» **Task prompt**: Return the following entries exactly, word for word.

» **Study material**:
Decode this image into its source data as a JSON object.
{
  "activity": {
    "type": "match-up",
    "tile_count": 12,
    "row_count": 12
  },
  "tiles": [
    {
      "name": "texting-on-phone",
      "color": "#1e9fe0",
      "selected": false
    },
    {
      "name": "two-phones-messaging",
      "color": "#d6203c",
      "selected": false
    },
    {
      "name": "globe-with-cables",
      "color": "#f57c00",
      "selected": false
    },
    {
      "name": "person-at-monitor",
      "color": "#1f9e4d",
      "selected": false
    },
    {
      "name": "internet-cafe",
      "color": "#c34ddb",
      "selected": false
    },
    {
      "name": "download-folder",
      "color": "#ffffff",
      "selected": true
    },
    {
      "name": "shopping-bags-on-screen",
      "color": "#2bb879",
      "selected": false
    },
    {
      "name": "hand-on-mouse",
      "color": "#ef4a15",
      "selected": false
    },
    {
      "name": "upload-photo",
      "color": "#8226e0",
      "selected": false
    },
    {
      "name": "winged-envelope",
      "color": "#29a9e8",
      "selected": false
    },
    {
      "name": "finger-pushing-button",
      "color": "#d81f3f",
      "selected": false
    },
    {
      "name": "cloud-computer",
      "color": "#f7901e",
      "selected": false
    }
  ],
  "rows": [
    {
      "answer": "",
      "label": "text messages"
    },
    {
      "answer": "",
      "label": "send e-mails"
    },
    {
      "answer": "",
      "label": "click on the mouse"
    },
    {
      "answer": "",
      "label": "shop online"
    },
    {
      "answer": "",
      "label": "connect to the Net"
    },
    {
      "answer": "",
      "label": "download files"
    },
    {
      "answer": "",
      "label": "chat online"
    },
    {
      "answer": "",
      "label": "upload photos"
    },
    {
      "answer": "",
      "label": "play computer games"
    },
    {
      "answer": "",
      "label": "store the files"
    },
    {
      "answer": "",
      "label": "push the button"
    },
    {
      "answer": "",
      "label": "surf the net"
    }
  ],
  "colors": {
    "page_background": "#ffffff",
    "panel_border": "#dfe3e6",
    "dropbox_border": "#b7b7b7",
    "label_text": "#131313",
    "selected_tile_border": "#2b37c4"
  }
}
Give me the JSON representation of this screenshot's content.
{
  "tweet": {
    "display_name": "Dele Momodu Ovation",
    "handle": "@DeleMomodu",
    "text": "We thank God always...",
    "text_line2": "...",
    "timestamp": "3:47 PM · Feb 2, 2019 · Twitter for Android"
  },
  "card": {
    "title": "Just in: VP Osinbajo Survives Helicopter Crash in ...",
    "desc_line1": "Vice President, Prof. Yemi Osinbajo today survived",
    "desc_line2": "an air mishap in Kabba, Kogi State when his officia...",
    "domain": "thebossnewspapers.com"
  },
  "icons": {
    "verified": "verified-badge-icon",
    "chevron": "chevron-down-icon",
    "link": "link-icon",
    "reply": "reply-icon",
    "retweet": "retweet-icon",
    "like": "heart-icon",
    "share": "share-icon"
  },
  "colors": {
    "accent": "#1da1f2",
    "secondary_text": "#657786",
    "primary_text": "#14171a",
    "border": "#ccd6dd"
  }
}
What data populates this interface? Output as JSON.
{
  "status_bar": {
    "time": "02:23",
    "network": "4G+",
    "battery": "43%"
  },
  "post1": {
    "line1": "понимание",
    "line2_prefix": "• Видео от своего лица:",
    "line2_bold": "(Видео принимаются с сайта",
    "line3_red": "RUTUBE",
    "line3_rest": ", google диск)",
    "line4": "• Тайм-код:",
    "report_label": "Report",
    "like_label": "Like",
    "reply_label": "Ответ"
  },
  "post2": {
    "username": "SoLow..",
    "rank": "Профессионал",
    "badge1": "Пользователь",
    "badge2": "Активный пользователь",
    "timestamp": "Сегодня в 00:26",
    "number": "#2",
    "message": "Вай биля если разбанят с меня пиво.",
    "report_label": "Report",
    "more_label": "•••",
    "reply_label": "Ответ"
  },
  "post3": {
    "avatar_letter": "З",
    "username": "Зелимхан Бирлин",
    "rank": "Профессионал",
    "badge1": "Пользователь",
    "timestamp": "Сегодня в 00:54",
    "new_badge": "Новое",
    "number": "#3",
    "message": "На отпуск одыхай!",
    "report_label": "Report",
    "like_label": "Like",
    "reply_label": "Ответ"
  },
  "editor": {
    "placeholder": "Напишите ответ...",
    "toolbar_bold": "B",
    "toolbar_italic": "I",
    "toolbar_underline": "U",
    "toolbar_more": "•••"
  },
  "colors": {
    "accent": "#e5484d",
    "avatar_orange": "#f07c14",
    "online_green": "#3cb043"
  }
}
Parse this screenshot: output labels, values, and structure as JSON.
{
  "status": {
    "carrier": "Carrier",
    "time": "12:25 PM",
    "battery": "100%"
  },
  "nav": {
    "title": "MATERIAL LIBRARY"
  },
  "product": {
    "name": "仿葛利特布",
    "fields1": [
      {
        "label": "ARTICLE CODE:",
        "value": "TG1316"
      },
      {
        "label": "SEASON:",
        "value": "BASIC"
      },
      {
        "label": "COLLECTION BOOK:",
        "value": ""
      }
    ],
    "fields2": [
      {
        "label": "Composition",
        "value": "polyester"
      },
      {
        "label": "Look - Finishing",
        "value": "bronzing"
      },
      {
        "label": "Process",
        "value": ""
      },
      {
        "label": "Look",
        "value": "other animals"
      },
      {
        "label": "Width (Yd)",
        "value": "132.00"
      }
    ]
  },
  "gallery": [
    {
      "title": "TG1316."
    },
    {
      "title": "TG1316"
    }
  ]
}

» **Written answer**:
Decode this image into its source data as a JSON object.
{
  "activity": {
    "type": "match-up",
    "tile_count": 12,
    "row_count": 12
  },
  "tiles": [
    {
      "name": "texting-on-phone",
      "color": "#1e9fe0",
      "selected": false
    },
    {
      "name": "two-phones-messaging",
      "color": "#d6203c",
      "selected": false
    },
    {
      "name": "globe-with-cables",
      "color": "#f57c00",
      "selected": false
    },
    {
      "name": "person-at-monitor",
      "color": "#1f9e4d",
      "selected": false
    },
    {
      "name": "internet-cafe",
      "color": "#c34ddb",
      "selected": false
    },
    {
      "name": "download-folder",
      "color": "#ffffff",
      "selected": true
    },
    {
      "name": "shopping-bags-on-screen",
      "color": "#2bb879",
      "selected": false
    },
    {
      "name": "hand-on-mouse",
      "color": "#ef4a15",
      "selected": false
    },
    {
      "name": "upload-photo",
      "color": "#8226e0",
      "selected": false
    },
    {
      "name": "winged-envelope",
      "color": "#29a9e8",
      "selected": false
    },
    {
      "name": "finger-pushing-button",
      "color": "#d81f3f",
      "selected": false
    },
    {
      "name": "cloud-computer",
      "color": "#f7901e",
      "selected": false
    }
  ],
  "rows": [
    {
      "answer": "",
      "label": "text messages"
    },
    {
      "answer": "",
      "label": "send e-mails"
    },
    {
      "answer": "",
      "label": "click on the mouse"
    },
    {
      "answer": "",
      "label": "shop online"
    },
    {
      "answer": "",
      "label": "connect to the Net"
    },
    {
      "answer": "",
      "label": "download files"
    },
    {
      "answer": "",
      "label": "chat online"
    },
    {
      "answer": "",
      "label": "upload photos"
    },
    {
      "answer": "",
      "label": "play computer games"
    },
    {
      "answer": "",
      "label": "store the files"
    },
    {
      "answer": "",
      "label": "push the button"
    },
    {
      "answer": "",
      "label": "surf the net"
    }
  ],
  "colors": {
    "page_background": "#ffffff",
    "panel_border": "#dfe3e6",
    "dropbox_border": "#b7b7b7",
    "label_text": "#131313",
    "selected_tile_border": "#2b37c4"
  }
}
Give me the JSON representation of this screenshot's content.
{
  "tweet": {
    "display_name": "Dele Momodu Ovation",
    "handle": "@DeleMomodu",
    "text": "We thank God always...",
    "text_line2": "...",
    "timestamp": "3:47 PM · Feb 2, 2019 · Twitter for Android"
  },
  "card": {
    "title": "Just in: VP Osinbajo Survives Helicopter Crash in ...",
    "desc_line1": "Vice President, Prof. Yemi Osinbajo today survived",
    "desc_line2": "an air mishap in Kabba, Kogi State when his officia...",
    "domain": "thebossnewspapers.com"
  },
  "icons": {
    "verified": "verified-badge-icon",
    "chevron": "chevron-down-icon",
    "link": "link-icon",
    "reply": "reply-icon",
    "retweet": "retweet-icon",
    "like": "heart-icon",
    "share": "share-icon"
  },
  "colors": {
    "accent": "#1da1f2",
    "secondary_text": "#657786",
    "primary_text": "#14171a",
    "border": "#ccd6dd"
  }
}
What data populates this interface? Output as JSON.
{
  "status_bar": {
    "time": "02:23",
    "network": "4G+",
    "battery": "43%"
  },
  "post1": {
    "line1": "понимание",
    "line2_prefix": "• Видео от своего лица:",
    "line2_bold": "(Видео принимаются с сайта",
    "line3_red": "RUTUBE",
    "line3_rest": ", google диск)",
    "line4": "• Тайм-код:",
    "report_label": "Report",
    "like_label": "Like",
    "reply_label": "Ответ"
  },
  "post2": {
    "username": "SoLow..",
    "rank": "Профессионал",
    "badge1": "Пользователь",
    "badge2": "Активный пользователь",
    "timestamp": "Сегодня в 00:26",
    "number": "#2",
    "message": "Вай биля если разбанят с меня пиво.",
    "report_label": "Report",
    "more_label": "•••",
    "reply_label": "Ответ"
  },
  "post3": {
    "avatar_letter": "З",
    "username": "Зелимхан Бирлин",
    "rank": "Профессионал",
    "badge1": "Пользователь",
    "timestamp": "Сегодня в 00:54",
    "new_badge": "Новое",
    "number": "#3",
    "message": "На отпуск одыхай!",
    "report_label": "Report",
    "like_label": "Like",
    "reply_label": "Ответ"
  },
  "editor": {
    "placeholder": "Напишите ответ...",
    "toolbar_bold": "B",
    "toolbar_italic": "I",
    "toolbar_underline": "U",
    "toolbar_more": "•••"
  },
  "colors": {
    "accent": "#e5484d",
    "avatar_orange": "#f07c14",
    "online_green": "#3cb043"
  }
}
Parse this screenshot: output labels, values, and structure as JSON.
{
  "status": {
    "carrier": "Carrier",
    "time": "12:25 PM",
    "battery": "100%"
  },
  "nav": {
    "title": "MATERIAL LIBRARY"
  },
  "product": {
    "name": "仿葛利特布",
    "fields1": [
      {
        "label": "ARTICLE CODE:",
        "value": "TG1316"
      },
      {
        "label": "SEASON:",
        "value": "BASIC"
      },
      {
        "label": "COLLECTION BOOK:",
        "value": ""
      }
    ],
    "fields2": [
      {
        "label": "Composition",
        "value": "polyester"
      },
      {
        "label": "Look - Finishing",
        "value": "bronzing"
      },
      {
        "label": "Process",
        "value": ""
      },
      {
        "label": "Look",
        "value": "other animals"
      },
      {
        "label": "Width (Yd)",
        "value": "132.00"
      }
    ]
  },
  "gallery": [
    {
      "title": "TG1316."
    },
    {
      "title": "TG1316"
    }
  ]
}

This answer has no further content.